Fair trade regulator CCI's penalty comes at a time when the miner is facing flak for shortfall in production that is adversely impacting power generation.
A source privy to the development said "CIL (Coal India Ltd) may soon take up the issue to its board and discuss the fallout of the order of the Competition Commission.
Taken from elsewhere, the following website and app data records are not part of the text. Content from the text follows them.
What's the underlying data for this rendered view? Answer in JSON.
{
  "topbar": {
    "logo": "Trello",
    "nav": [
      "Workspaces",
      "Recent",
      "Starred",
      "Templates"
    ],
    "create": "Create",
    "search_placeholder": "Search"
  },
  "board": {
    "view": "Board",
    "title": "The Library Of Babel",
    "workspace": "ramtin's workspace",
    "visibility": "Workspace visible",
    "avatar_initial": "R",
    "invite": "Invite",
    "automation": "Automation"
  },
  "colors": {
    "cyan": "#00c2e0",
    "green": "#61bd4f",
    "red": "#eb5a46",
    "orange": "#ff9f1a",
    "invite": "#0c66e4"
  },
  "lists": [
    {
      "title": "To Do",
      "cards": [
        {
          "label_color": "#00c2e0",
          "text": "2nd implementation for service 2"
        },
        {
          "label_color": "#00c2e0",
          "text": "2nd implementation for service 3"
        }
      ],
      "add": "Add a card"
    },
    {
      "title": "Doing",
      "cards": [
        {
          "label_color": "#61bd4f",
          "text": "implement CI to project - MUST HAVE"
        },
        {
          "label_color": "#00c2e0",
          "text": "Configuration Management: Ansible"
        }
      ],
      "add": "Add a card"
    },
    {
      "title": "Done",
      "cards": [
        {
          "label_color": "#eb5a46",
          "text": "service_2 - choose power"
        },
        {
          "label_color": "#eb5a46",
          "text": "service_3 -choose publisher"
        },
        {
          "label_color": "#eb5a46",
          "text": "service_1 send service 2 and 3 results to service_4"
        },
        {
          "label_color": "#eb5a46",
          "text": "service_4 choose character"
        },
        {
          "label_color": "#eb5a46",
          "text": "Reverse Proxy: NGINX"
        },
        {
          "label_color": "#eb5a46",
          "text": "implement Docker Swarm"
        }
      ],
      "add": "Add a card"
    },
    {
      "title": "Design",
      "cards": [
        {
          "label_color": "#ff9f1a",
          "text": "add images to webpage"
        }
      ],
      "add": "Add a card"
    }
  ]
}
The board is expected to discuss the development in detail."
The Competition Commission of India (CCI) earlier this week had slapped a fine of Rs 1,773 crore on the company, the first major penalty on a state-owned company by the fair trade watchdog, for abusing its dominant position in fuel supplies.
Reacting to the development, Coal India had said that it would initiate "appropriate legal action".
"The Company is seized of the matter and appropriate legal action shall be initiated after the receipt of the copy of the order by post," Coal India (CIL) said in a filing to the BSE.
The CCI, in its order on December 9, said that CIL is operating independently of market forces and enjoys an undisputed dominance in the country for production and supply of non-coking coal.
Touching upon a host of issues related to coal supplies, including sampling and testing procedures, the regulator also ordered the world's largest coal miner to modify the fuel supply agreements (FSAs) after consulting stakeholders.
The fair trade regulator has also directed the company to cease and desist from anti-competitive practices.
The order came on complaints filed by Maharashtra State Power Generation Company and Gujarat State Electricity Corp against Coal India and three subsidiaries -- Mahanadi Coalfields, Western Coalfields and South Eastern Coalfields.
The quantum of penalty -- Rs 1,773.05 crore -- is equal to three per cent of the PSU's average turnover for the last three years.
The ruling assumes significance since in recent times, Coal India has drawn flak for fuel shortages that have been hurting the country's power generation.
According to the CCI order, Coal India abused its dominance and did not try to evolve/draft/finalise terms and conditions of FSAs through a mutual bilateral process.
The Commission said that Coal India was "imposing unfair/discriminatory conditions in FSAs with power producers" that violate fair trade norms.
Besides, the CCI has directed Coal India to ensure parity between old and new power producers as well as between private and public sector power producers, "as far as practicable".